# Task goal:
Take each line below that has "PATIENT" and copy it.

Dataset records

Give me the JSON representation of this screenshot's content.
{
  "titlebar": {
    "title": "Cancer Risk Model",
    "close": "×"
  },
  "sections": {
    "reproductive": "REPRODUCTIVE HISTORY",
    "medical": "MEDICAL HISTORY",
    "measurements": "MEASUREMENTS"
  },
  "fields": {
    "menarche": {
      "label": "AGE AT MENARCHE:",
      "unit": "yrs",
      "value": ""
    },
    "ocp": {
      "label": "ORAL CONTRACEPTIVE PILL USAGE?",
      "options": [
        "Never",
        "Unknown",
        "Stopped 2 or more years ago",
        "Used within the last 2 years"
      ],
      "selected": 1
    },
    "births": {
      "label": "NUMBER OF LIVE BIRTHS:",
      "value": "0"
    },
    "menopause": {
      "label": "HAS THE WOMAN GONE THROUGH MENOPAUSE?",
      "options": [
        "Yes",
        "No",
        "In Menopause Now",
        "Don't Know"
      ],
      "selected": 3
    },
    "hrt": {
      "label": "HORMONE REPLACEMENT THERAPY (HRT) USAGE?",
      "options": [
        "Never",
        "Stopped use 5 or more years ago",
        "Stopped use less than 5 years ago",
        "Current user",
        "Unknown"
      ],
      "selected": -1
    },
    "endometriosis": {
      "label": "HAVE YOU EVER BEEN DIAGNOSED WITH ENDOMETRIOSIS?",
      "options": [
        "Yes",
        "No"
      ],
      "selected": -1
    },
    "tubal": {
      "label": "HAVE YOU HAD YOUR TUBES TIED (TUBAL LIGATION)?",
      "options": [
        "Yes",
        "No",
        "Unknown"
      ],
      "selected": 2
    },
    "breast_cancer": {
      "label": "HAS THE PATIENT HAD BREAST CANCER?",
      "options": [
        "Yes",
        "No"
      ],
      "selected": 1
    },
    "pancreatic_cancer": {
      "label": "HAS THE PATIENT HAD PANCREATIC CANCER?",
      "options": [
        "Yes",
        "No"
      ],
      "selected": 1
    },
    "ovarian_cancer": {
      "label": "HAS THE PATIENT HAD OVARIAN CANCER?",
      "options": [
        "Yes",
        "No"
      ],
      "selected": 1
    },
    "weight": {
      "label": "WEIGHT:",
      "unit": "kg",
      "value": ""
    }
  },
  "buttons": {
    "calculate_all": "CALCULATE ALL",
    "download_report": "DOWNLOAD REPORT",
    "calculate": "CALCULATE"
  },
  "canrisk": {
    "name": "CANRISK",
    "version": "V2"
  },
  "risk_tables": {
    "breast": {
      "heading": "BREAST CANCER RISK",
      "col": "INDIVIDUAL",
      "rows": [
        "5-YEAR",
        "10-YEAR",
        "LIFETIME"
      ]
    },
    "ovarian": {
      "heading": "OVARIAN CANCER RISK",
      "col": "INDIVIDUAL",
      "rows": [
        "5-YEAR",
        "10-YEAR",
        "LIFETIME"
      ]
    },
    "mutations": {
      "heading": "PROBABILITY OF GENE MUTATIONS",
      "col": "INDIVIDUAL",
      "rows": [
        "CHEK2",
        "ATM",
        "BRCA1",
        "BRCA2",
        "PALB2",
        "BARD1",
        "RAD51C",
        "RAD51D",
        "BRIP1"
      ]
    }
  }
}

# Finished exercise:
      "label": "HAS THE PATIENT HAD BREAST CANCER?",
      "label": "HAS THE PATIENT HAD PANCREATIC CANCER?",
      "label": "HAS THE PATIENT HAD OVARIAN CANCER?",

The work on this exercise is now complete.